- [Problem]: Search the listing for the word "danmu". Copy every line where it is found.

- [Records to use]:
[Start of Attachment]

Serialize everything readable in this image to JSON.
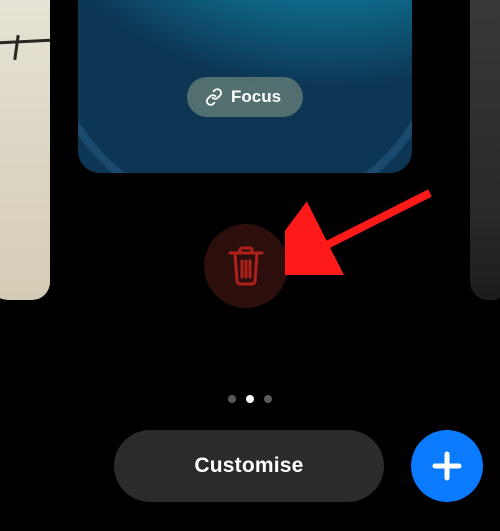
{
  "focus": {
    "label": "Focus"
  },
  "actions": {
    "customise_label": "Customise"
  },
  "page_indicator": {
    "count": 3,
    "current": 2
  },
  "colors": {
    "accent_blue": "#0a7aff",
    "trash_red": "#b0201a",
    "dark_button": "#2b2b2c"
  }
}
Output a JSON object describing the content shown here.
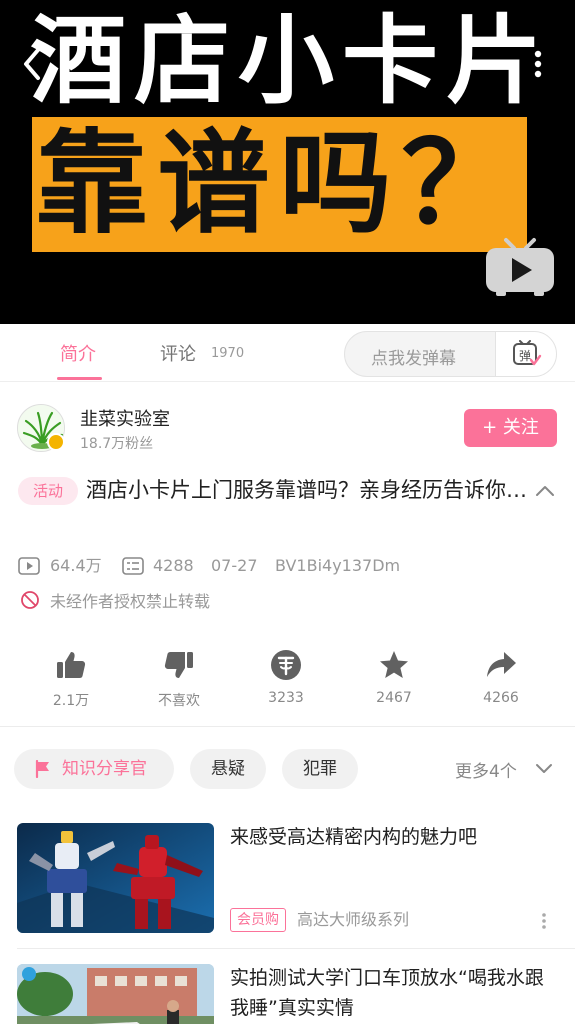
{
  "player": {
    "title_line1": "酒店小卡片",
    "title_line2": "靠谱吗？",
    "icons": {
      "back": "back-chevron-icon",
      "more": "more-vertical-icon",
      "tv": "bilibili-tv-play-icon"
    },
    "colors": {
      "banner": "#f7a21a",
      "background": "#000000"
    }
  },
  "tabs": [
    {
      "label": "简介",
      "active": true
    },
    {
      "label": "评论",
      "count": "1970",
      "active": false
    }
  ],
  "danmu": {
    "placeholder": "点我发弹幕",
    "button_icon": "danmu-toggle-icon",
    "button_glyph": "弹"
  },
  "uploader": {
    "name": "韭菜实验室",
    "fans": "18.7万粉丝",
    "follow_label": "+ 关注"
  },
  "video": {
    "tag": "活动",
    "title": "酒店小卡片上门服务靠谱吗？亲身经历告诉你…",
    "views": "64.4万",
    "danmaku_count": "4288",
    "date": "07-27",
    "bvid": "BV1Bi4y137Dm",
    "copyright": "未经作者授权禁止转载"
  },
  "actions": [
    {
      "icon": "like-icon",
      "label": "2.1万"
    },
    {
      "icon": "dislike-icon",
      "label": "不喜欢"
    },
    {
      "icon": "coin-icon",
      "label": "3233"
    },
    {
      "icon": "favorite-icon",
      "label": "2467"
    },
    {
      "icon": "share-icon",
      "label": "4266"
    }
  ],
  "tags": {
    "featured": "知识分享官",
    "items": [
      "悬疑",
      "犯罪"
    ],
    "more": "更多4个"
  },
  "related": [
    {
      "title": "来感受高达精密内构的魅力吧",
      "tag": "会员购",
      "subtitle": "高达大师级系列"
    },
    {
      "title": "实拍测试大学门口车顶放水“喝我水跟我睡”真实实情"
    }
  ],
  "colors": {
    "accent": "#fb7299",
    "muted": "#999999"
  }
}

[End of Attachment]

- [Solution]:
  "danmu": {
    "button_icon": "danmu-toggle-icon",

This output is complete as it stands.